Finally, the end of each respective piece might but a fine point around their differences. The final episode of John Adams is the prolonged passing of the founding fathers and their loved ones. It was akin to a studio rock track that repeats the same refrain over and over, fading out to nothing. There Will Be Blood ends in a thunderclap, that cuts to credits before you have time to synthesize it's full meaning. It was akin to a crescendo that is followed by silence, and you only then discover the piece is over.

John Adams: One Middle Finger
There Will Be Blood: No Middle Fingers

5 comments:

Anonymous said...

John Adams was a fancy boy wannabe bureaucrat, and Washington became the General of the Continental Army over Hancock because he brought his own uniform. You want a Patriot or a founding father worthy of recognition? bring on the Paine.

“Government, even in its best state, is but a necessary evil; in its worst state, an intolerable one.”

Giuseppe Jonathan Jones, CPA said...

Don't tell me, tell HBO. I haven't run programming there since '92. It was all old Burt Reynolds movies back then.

Wait a minute - he was a wannabe bureaucrat? People who work the post office desk have actualized that goal with ease, and John Adams could only aspire to be so. That's just sad.

Anonymous said...

Even Paine can't rescue Colonial American history from being impossibly boring, and totally focused on rich old white guys. John Adams embodies everything about American History that made me want to fall asleep in class.

Anonymous said...

“Even Paine can't rescue Colonial American history from being impossibly boring, and totally focused on rich old white guys. John Adams embodies everything about American History that made me want to fall asleep in class.”

I suppose it's a matter of opinion. I'd like to suggest that if you find American history impossibly boring stay away from the French enlightenment, boy what a bore; best leave all that thinking ‘bout stuff in the past.

Paine wasn't rich nor was his family. He died without a penny to his name and had his contributions denounced on account of his deism. So much for his Common Sense, he should have saw it coming.

As for focusing on "rich old white guys" may I suppose again?

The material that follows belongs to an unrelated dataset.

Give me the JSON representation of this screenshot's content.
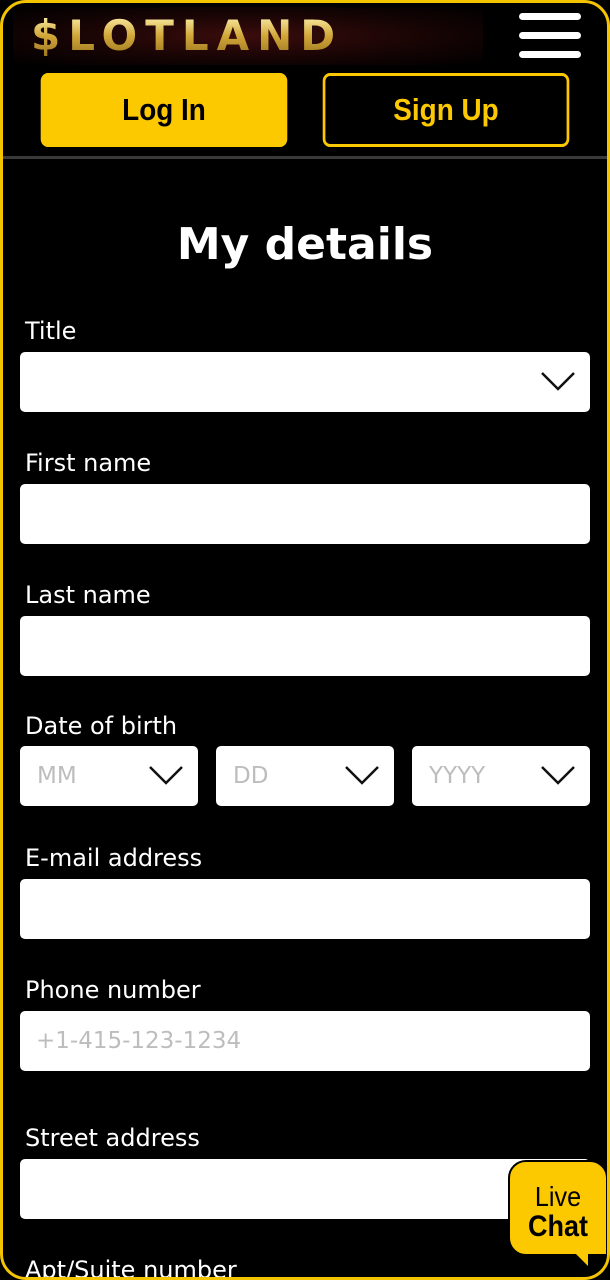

Are you referencing Dazed and Confused? I'm not rich with money but I am white and plan on getting old. I'm now fearing my own contributions be dismissed by political correctness.

Raine said...

Great work.